Every entry, start to finish, should be printed verbatim without pictures.

[Records from a collection]
◇ ◇ ◇
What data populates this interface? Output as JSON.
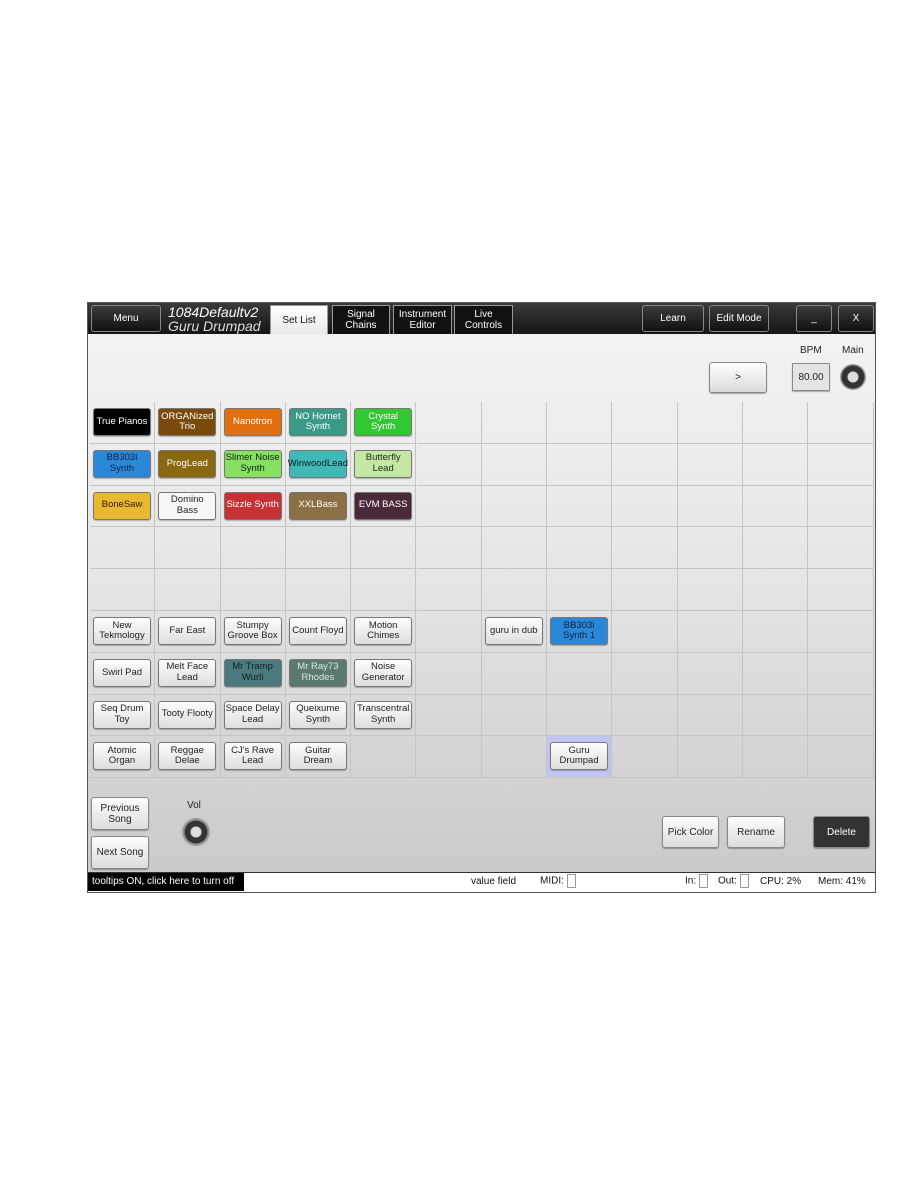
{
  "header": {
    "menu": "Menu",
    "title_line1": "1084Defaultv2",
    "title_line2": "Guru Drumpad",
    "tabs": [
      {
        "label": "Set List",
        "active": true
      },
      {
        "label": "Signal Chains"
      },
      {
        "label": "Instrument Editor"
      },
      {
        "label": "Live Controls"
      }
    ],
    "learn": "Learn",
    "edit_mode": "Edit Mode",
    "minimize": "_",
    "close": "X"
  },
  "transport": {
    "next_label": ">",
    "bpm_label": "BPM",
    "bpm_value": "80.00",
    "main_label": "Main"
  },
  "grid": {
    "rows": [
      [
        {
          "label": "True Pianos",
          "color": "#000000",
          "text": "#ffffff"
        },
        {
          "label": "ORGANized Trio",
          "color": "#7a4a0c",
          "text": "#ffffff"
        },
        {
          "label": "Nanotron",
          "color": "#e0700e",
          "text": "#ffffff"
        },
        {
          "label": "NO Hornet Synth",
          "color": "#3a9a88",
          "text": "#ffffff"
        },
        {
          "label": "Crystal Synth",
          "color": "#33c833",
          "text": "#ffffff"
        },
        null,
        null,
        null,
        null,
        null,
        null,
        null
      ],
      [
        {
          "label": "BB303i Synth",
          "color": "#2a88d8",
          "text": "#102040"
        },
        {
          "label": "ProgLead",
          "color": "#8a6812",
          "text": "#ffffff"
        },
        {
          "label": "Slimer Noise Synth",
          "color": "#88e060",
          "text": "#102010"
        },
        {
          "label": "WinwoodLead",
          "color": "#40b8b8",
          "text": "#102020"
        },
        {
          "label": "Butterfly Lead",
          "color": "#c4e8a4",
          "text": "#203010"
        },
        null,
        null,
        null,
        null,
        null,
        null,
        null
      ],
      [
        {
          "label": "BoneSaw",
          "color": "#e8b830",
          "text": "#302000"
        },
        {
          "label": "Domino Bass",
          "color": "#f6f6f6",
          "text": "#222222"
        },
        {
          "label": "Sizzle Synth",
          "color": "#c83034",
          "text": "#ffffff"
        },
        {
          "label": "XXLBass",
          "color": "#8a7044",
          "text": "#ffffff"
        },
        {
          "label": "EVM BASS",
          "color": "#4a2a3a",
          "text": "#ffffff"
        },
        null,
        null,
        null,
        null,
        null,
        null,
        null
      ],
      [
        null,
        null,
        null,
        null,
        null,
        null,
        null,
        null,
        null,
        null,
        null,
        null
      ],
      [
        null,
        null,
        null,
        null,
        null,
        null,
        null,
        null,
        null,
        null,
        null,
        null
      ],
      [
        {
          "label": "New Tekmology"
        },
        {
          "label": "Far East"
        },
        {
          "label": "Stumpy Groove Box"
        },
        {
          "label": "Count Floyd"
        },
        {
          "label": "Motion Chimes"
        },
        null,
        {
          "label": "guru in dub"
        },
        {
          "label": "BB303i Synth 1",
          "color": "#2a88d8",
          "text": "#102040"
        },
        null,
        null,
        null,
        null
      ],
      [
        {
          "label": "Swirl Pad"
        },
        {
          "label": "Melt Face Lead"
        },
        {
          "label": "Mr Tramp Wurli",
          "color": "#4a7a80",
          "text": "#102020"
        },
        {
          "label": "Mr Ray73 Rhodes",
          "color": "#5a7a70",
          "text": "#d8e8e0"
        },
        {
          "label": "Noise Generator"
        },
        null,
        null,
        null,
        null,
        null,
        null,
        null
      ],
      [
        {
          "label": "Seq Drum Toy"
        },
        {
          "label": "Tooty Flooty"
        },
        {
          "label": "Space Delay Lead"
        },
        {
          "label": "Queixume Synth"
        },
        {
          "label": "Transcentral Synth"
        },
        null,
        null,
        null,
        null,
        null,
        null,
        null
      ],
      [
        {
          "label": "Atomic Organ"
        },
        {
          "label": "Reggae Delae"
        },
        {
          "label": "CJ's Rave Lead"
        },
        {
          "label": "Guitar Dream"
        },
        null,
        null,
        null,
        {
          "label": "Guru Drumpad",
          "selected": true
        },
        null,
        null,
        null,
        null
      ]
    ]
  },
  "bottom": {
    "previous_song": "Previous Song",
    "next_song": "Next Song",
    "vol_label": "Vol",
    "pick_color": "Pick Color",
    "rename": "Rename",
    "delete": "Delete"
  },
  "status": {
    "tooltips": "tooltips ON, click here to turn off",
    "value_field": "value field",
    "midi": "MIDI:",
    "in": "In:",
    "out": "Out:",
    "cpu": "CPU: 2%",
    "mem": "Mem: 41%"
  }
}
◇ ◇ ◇
## Response area
What data populates this interface? Output as JSON.
{
  "header": {
    "menu": "Menu",
    "title_line1": "1084Defaultv2",
    "title_line2": "Guru Drumpad",
    "tabs": [
      {
        "label": "Set List",
        "active": true
      },
      {
        "label": "Signal Chains"
      },
      {
        "label": "Instrument Editor"
      },
      {
        "label": "Live Controls"
      }
    ],
    "learn": "Learn",
    "edit_mode": "Edit Mode",
    "minimize": "_",
    "close": "X"
  },
  "transport": {
    "next_label": ">",
    "bpm_label": "BPM",
    "bpm_value": "80.00",
    "main_label": "Main"
  },
  "grid": {
    "rows": [
      [
        {
          "label": "True Pianos",
          "color": "#000000",
          "text": "#ffffff"
        },
        {
          "label": "ORGANized Trio",
          "color": "#7a4a0c",
          "text": "#ffffff"
        },
        {
          "label": "Nanotron",
          "color": "#e0700e",
          "text": "#ffffff"
        },
        {
          "label": "NO Hornet Synth",
          "color": "#3a9a88",
          "text": "#ffffff"
        },
        {
          "label": "Crystal Synth",
          "color": "#33c833",
          "text": "#ffffff"
        },
        null,
        null,
        null,
        null,
        null,
        null,
        null
      ],
      [
        {
          "label": "BB303i Synth",
          "color": "#2a88d8",
          "text": "#102040"
        },
        {
          "label": "ProgLead",
          "color": "#8a6812",
          "text": "#ffffff"
        },
        {
          "label": "Slimer Noise Synth",
          "color": "#88e060",
          "text": "#102010"
        },
        {
          "label": "WinwoodLead",
          "color": "#40b8b8",
          "text": "#102020"
        },
        {
          "label": "Butterfly Lead",
          "color": "#c4e8a4",
          "text": "#203010"
        },
        null,
        null,
        null,
        null,
        null,
        null,
        null
      ],
      [
        {
          "label": "BoneSaw",
          "color": "#e8b830",
          "text": "#302000"
        },
        {
          "label": "Domino Bass",
          "color": "#f6f6f6",
          "text": "#222222"
        },
        {
          "label": "Sizzle Synth",
          "color": "#c83034",
          "text": "#ffffff"
        },
        {
          "label": "XXLBass",
          "color": "#8a7044",
          "text": "#ffffff"
        },
        {
          "label": "EVM BASS",
          "color": "#4a2a3a",
          "text": "#ffffff"
        },
        null,
        null,
        null,
        null,
        null,
        null,
        null
      ],
      [
        null,
        null,
        null,
        null,
        null,
        null,
        null,
        null,
        null,
        null,
        null,
        null
      ],
      [
        null,
        null,
        null,
        null,
        null,
        null,
        null,
        null,
        null,
        null,
        null,
        null
      ],
      [
        {
          "label": "New Tekmology"
        },
        {
          "label": "Far East"
        },
        {
          "label": "Stumpy Groove Box"
        },
        {
          "label": "Count Floyd"
        },
        {
          "label": "Motion Chimes"
        },
        null,
        {
          "label": "guru in dub"
        },
        {
          "label": "BB303i Synth 1",
          "color": "#2a88d8",
          "text": "#102040"
        },
        null,
        null,
        null,
        null
      ],
      [
        {
          "label": "Swirl Pad"
        },
        {
          "label": "Melt Face Lead"
        },
        {
          "label": "Mr Tramp Wurli",
          "color": "#4a7a80",
          "text": "#102020"
        },
        {
          "label": "Mr Ray73 Rhodes",
          "color": "#5a7a70",
          "text": "#d8e8e0"
        },
        {
          "label": "Noise Generator"
        },
        null,
        null,
        null,
        null,
        null,
        null,
        null
      ],
      [
        {
          "label": "Seq Drum Toy"
        },
        {
          "label": "Tooty Flooty"
        },
        {
          "label": "Space Delay Lead"
        },
        {
          "label": "Queixume Synth"
        },
        {
          "label": "Transcentral Synth"
        },
        null,
        null,
        null,
        null,
        null,
        null,
        null
      ],
      [
        {
          "label": "Atomic Organ"
        },
        {
          "label": "Reggae Delae"
        },
        {
          "label": "CJ's Rave Lead"
        },
        {
          "label": "Guitar Dream"
        },
        null,
        null,
        null,
        {
          "label": "Guru Drumpad",
          "selected": true
        },
        null,
        null,
        null,
        null
      ]
    ]
  },
  "bottom": {
    "previous_song": "Previous Song",
    "next_song": "Next Song",
    "vol_label": "Vol",
    "pick_color": "Pick Color",
    "rename": "Rename",
    "delete": "Delete"
  },
  "status": {
    "tooltips": "tooltips ON, click here to turn off",
    "value_field": "value field",
    "midi": "MIDI:",
    "in": "In:",
    "out": "Out:",
    "cpu": "CPU: 2%",
    "mem": "Mem: 41%"
  }
}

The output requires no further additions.